Singling out any one work as Knox’s best is difficult, but if pressed I would nominate Enthusiasm, his history of schismatic movements in the Western Church from the Corinthians to Hannah Whitall Smith. Every paragraph is a flawless mosaic of humor, whimsy, piety, and high scholarship. A lack of sanguinity and cultivation is one thing for which he occasionally found fault with his subjects. John Wesley, he wrote,
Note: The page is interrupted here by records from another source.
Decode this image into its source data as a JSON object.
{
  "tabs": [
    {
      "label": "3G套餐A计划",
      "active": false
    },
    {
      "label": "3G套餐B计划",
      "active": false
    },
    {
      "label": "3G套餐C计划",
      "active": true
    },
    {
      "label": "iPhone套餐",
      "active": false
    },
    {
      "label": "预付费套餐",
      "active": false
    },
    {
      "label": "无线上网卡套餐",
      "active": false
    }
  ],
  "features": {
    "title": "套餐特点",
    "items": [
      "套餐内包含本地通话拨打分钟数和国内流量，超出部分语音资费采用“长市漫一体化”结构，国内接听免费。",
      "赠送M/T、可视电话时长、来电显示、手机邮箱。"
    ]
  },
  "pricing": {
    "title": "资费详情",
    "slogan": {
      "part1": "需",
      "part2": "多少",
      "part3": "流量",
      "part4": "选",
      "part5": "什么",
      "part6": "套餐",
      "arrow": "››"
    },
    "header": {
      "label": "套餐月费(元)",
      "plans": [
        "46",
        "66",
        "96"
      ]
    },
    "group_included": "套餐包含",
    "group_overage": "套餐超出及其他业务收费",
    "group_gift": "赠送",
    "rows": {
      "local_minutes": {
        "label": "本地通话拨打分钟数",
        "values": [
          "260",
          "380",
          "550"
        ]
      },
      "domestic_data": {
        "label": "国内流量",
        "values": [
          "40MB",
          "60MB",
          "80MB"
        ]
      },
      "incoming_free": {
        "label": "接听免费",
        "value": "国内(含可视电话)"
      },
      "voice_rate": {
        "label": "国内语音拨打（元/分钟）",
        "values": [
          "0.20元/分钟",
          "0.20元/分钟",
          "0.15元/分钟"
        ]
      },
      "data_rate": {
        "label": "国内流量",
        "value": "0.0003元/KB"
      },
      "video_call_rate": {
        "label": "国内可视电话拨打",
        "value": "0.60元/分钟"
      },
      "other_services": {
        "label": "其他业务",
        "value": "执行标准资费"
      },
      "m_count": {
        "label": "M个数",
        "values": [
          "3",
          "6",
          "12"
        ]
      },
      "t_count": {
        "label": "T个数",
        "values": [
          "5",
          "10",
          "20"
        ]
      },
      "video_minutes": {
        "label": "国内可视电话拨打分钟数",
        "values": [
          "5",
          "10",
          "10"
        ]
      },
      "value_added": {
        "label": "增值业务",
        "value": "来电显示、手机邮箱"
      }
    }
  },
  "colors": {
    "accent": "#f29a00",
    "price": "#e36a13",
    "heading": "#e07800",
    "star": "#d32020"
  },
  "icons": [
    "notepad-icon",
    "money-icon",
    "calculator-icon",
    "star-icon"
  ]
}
managed to combine incessant missionary . . . activity with a vast literary output; yet it would be hard to find another man so famous whose works are less generally read. . . . His copious reading was not digested by a habit of sane criticism; he will tell you that Ossian is “little inferior to Homer or Virgil, and in some respects superior to both,” and an hour or two with Voltaire is enough to convince him that “French is the poorest, meanest language in Europe.” He leaps to conclusions; is easily taken in, or no less easily repelled, by the last author who has been in his hands; altogether he is not a good advertisement for reading on horse-back.
This is not to suggest that Knox was one of those writers like Edmund Gosse who sneers at the Evangelical piety of his forebears; indeed, as more than one reviewer pointed out, the book’s long section on Wesley often reads like the work of an urbane Methodist who has come to terms with the shortcomings of a man he nevertheless reveres. Knox understood the value of that old-time religion as well as any of its adherents, as his moving autobiography, A Spiritual Aeneid, makes clear:
Candour compels me to admit that I neither then found, nor have since managed to persuade myself that I found, anything repulsive or frightening in such a religious atmosphere. Hell was part of those beliefs, like death; neither death nor hell dwells with any morbid fixity in the mind of a normal child. Rather, the personal love which God devotes to us, the ever-bringing miracle of His Redemption, the permanent ease of access to the glorified Saviour—these are the central characteristics of Evangelical devotion, and these its formative influences.
In fact, one might look to “evangelical rather than Catholic piety,” as Msgr. Andrew Wadsworth suggests in the present collection, for a key to many seemingly disparate aspects of Knox’s life and work. His ready wit and delight in games had been cultivated in the nursery and were the fruit of the good-humored parsonage culture encouraged by his father, who might have appreciated his son’s unfussy attitude toward saying Mass. His taste in literature was formed early on by his brothers and his stepmother, who bought him the first novels he would ever read. Even his devotion to the Blessed Virgin came to him organically as a student at Eton, well before he became a high-churchman.
A family friend once asked the young Knox, who sometimes had trouble sleeping, what he liked to do. “I lie awake and think about the past,” the four-year-old responded. Not long before his death from cancer, he told a friend he didn’t mind taking the train to Oxford, despite being very ill. “Trains, to me, you must remember, are music.” On the same trip, he had recited William Johnson Cory’s “Heraclitus,” the nostalgic elegy that was the favorite poem of all the Knox brothers, with such serenity that, the friend recalled, “We almost forgot that he was under sentence of death.” Perhaps this was because he had known since childhood that, sub specie aeternitatis, he was not.
Matthew Walther is associate editor of the Washington Free Beacon and a Robert Novak Journalism Fellow.